ARTICE LIBRARY: THE FACTS ABOUT LOG HOMES AND INSECTSHearing of insects invading – like termites, carpenter bees and wood boring beetles just to name a few could scare of any prospect log home buyer. But wait! Let’s learn a little more about each before you are scared off.
Many people erroneously believe that log homes are very susceptible to termite infestation and damage. In reality one could argue that log homes are less susceptible to such damage than stick framed homes – especially if preventative measures are taken during the construction of your log home.
To begin with it is best to ensure that there is a good distance between dirt and first wood, eight inches at a minimum for most areas. Putting concrete (foundation) between dirt and wood prevents termites from getting to the wood because they have difficulty climbing up the concrete and they are then very visible.
Do not bury any wood near your home during construction. It is important to know that in many jurisdictions this is allowed up to a certain percentage of building debris on-site. Buried wood quickly gets wet and soft and turns into an appetizer for termites. When the appetizer is gone, guess where they turn to for the main course? Straight up to your house!

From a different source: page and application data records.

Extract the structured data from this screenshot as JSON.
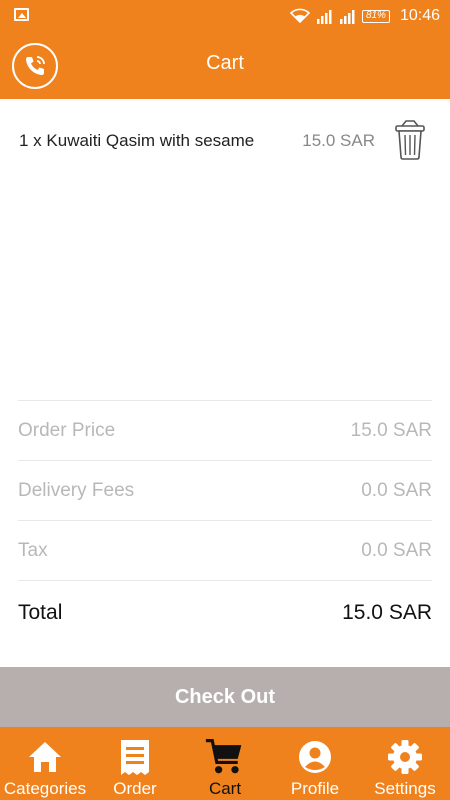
{
  "status_bar": {
    "battery": "81%",
    "time": "10:46"
  },
  "header": {
    "title": "Cart"
  },
  "cart_items": [
    {
      "description": "1 x Kuwaiti Qasim with sesame",
      "price": "15.0 SAR"
    }
  ],
  "summary": {
    "order_price_label": "Order Price",
    "order_price": "15.0 SAR",
    "delivery_label": "Delivery Fees",
    "delivery": "0.0 SAR",
    "tax_label": "Tax",
    "tax": "0.0 SAR",
    "total_label": "Total",
    "total": "15.0 SAR"
  },
  "checkout_label": "Check Out",
  "bottom_nav": [
    {
      "label": "Categories",
      "icon": "home-icon"
    },
    {
      "label": "Order",
      "icon": "receipt-icon"
    },
    {
      "label": "Cart",
      "icon": "cart-icon",
      "active": true
    },
    {
      "label": "Profile",
      "icon": "profile-icon"
    },
    {
      "label": "Settings",
      "icon": "gear-icon"
    }
  ],
  "colors": {
    "primary": "#f0821e",
    "checkout_bg": "#b7afae",
    "active_nav": "#111111"
  }
}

You need to understand how termites might interact with the style of foundation that your home rests on. For instance, a slab foundation usually puts wood very close to dirt, and thus it is more vulnerable. A poured continuous concrete foundation often develops small cracks through which termites can enter your home. With a poured continuous foundation one should really also 'ring the home' with a 6-inch layer of barrier sand (known as "Termite sand" which is 10-16 mesh sand). Cinder block foundations are the least desirable in regards to termite protection since they often have large cracks and gaps which termites travel through undetected. Perhaps the most advantageous foundation is pier blocks since they provide a good distance from dirt to first wood and there is no basement through which termites can enter your log home (no cracks for them to travel through).

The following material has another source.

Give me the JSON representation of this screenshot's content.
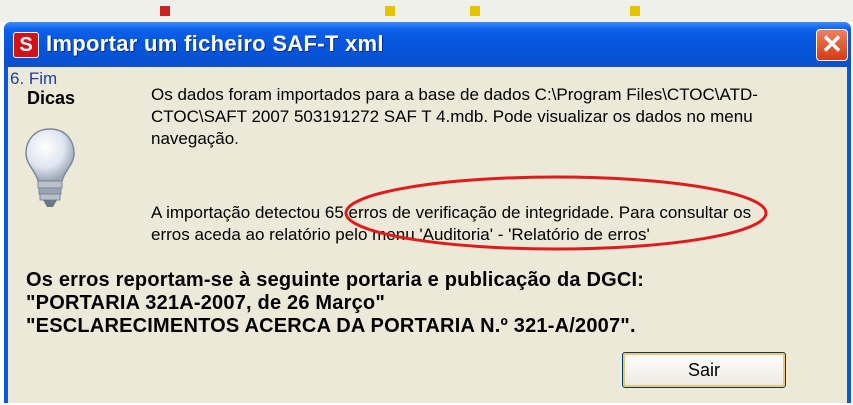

In termite prone areas, it is also best to always use a 'termite shield' on top of your foundation. A termite shield is a thin piece of sheet metal that goes on top of your foundation under your sill plate. Termites climb up the foundation, encounter the downward angled piece of continuous sheet metal at the top of the foundation and can’t find a way to get around it to eat your wood. The preventative measure of last resort would be to treat the soil around your home during construction. This involves impregnating the soil with an insecticide.

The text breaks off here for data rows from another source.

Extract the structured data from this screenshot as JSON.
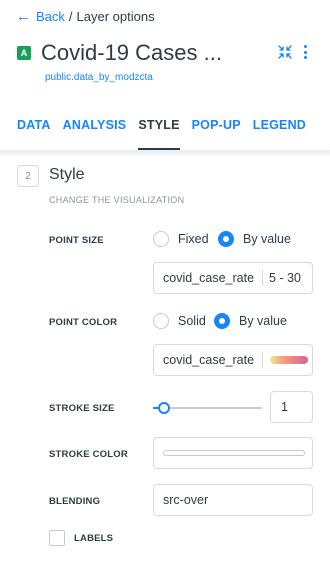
{
  "header": {
    "back_label": "Back",
    "breadcrumb_current": "Layer options",
    "layer_badge": "A",
    "layer_title": "Covid-19 Cases ...",
    "source_name": "public.data_by_modzcta"
  },
  "tabs": [
    {
      "label": "DATA",
      "active": false
    },
    {
      "label": "ANALYSIS",
      "active": false
    },
    {
      "label": "STYLE",
      "active": true
    },
    {
      "label": "POP-UP",
      "active": false
    },
    {
      "label": "LEGEND",
      "active": false
    }
  ],
  "section": {
    "number": "2",
    "title": "Style",
    "subtitle": "CHANGE THE VISUALIZATION"
  },
  "point_size": {
    "label": "POINT SIZE",
    "option_fixed": "Fixed",
    "option_by_value": "By value",
    "selected": "By value",
    "column": "covid_case_rate",
    "range": "5 - 30"
  },
  "point_color": {
    "label": "POINT COLOR",
    "option_solid": "Solid",
    "option_by_value": "By value",
    "selected": "By value",
    "column": "covid_case_rate"
  },
  "stroke_size": {
    "label": "STROKE SIZE",
    "value": "1"
  },
  "stroke_color": {
    "label": "STROKE COLOR",
    "color": "#ffffff"
  },
  "blending": {
    "label": "BLENDING",
    "value": "src-over"
  },
  "labels_toggle": {
    "label": "LABELS",
    "checked": false
  },
  "colors": {
    "accent": "#1785fb",
    "text": "#2e3c43",
    "badge": "#1b9e5a",
    "muted": "#8c9498"
  },
  "icons": {
    "back": "arrow-left-icon",
    "collapse": "collapse-arrows-icon",
    "more": "vertical-dots-icon"
  }
}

Last but not least, a homeowner should conduct periodic visual inspections of their home. Such inspections will ensure that maintenance issues will be addressed promptly.
Wood Boring Insects such as Carpenter Bees
"A number of insects bore into the fresh logs, or standing trees, that will become log homes. These wood boring insects feed on the starch reserves stored there by the living tree. Fortunately only a few wood borers do significant damage because most can't infest seasoned wood. Extensive damage can be avoided with relatively inexpensive treatments." Jack DeAngelis, PhD
This means your best defense is a good offense. Carpenter bees and other wood boring insects are not prone to invade treated wood. Therefore, if the lumber purchased for the building is treated properly then many of your concerns are avoided initially. Again regular visual inspections of the home will reveal areas that need to be re-stained or re-painted that are exposed to the exterior elements. Be sure to look gaps or cracks as well as insects only need very small points of entry. Keep the areas between your logs well sealed.
Preventive measures are always the way to go! Here are a few to get you started and maintain an insect free log home: